Established in 2008, GNI's goals are the prevention of Internet censorship and the protection of the Internet privacy rights of individuals, and it is supported by a number of academics, educational organizations, civil society organizations, and companies.
"Within confidential GNI discussions, human rights experts are expected to share with companies the challenges that vulnerable groups face worldwide. Likewise, companies are expected to be frank in how their systems can both protect users’ rights and the limits they face in doing so. When GNI produces reports and commentary, all of its members should be able to stand by what is said," pointed out EFF's Danny O'Brien and Jillian C. York.
Following the recent NSA revelations, they say, "it has become clear that affected companies are unable even to talk about secret orders they have received from the US government."
"As a result, EFF longer no believes we can sign our name onto joint statements that rely on shared knowledge of the security of company products or their internal processes," the said, adding that until serious reforms of the US surveillance programs are in place, they "no longer feel comfortable participating in the GNI process when we are not privy to the serious compromises GNI corporate members may be forced to make", nor do they "currently believe that audits of corporate practice, no matter how independent, will uncover the insecurities produced by the US government's—and potentially other governments'—behavior when operating clandestinely in the name of national security.”

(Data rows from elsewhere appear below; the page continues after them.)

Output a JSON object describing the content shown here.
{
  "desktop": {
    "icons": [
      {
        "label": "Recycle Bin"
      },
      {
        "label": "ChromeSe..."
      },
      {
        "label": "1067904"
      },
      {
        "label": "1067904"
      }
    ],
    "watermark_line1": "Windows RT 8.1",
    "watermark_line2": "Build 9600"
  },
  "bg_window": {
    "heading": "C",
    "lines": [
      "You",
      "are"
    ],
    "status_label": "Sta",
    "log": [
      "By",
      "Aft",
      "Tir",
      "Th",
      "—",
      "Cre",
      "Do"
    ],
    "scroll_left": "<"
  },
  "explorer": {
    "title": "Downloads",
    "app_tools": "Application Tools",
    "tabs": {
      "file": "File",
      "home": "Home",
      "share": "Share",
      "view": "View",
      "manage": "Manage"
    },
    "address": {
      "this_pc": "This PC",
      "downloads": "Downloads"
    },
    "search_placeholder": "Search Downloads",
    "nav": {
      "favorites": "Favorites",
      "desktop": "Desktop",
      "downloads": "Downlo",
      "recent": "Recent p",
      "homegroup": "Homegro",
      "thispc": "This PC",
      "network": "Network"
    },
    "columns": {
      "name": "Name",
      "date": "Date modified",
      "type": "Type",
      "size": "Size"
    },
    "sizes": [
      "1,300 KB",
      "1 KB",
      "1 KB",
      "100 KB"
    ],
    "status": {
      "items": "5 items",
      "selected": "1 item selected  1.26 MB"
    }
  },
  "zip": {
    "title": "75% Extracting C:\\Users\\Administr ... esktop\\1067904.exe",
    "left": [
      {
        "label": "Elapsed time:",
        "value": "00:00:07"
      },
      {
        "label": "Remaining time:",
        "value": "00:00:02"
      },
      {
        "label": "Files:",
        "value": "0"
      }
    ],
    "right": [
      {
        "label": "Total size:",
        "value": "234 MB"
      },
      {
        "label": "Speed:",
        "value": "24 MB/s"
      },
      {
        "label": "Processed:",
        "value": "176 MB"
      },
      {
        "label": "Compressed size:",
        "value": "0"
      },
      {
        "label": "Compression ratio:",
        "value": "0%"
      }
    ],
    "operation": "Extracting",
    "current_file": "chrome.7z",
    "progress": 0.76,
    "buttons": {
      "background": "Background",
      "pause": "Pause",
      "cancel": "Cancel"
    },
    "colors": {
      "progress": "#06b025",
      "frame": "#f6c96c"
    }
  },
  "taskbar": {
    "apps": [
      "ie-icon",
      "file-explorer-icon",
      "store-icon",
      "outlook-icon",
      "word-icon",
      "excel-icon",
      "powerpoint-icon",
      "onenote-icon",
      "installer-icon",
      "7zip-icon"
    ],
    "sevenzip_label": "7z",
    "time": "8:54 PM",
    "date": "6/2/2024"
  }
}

They concluded by saying that the EFF will continue to share information and work with GNI and its member organizations, and that they hope they can continue to work together to protect Internet users' rights.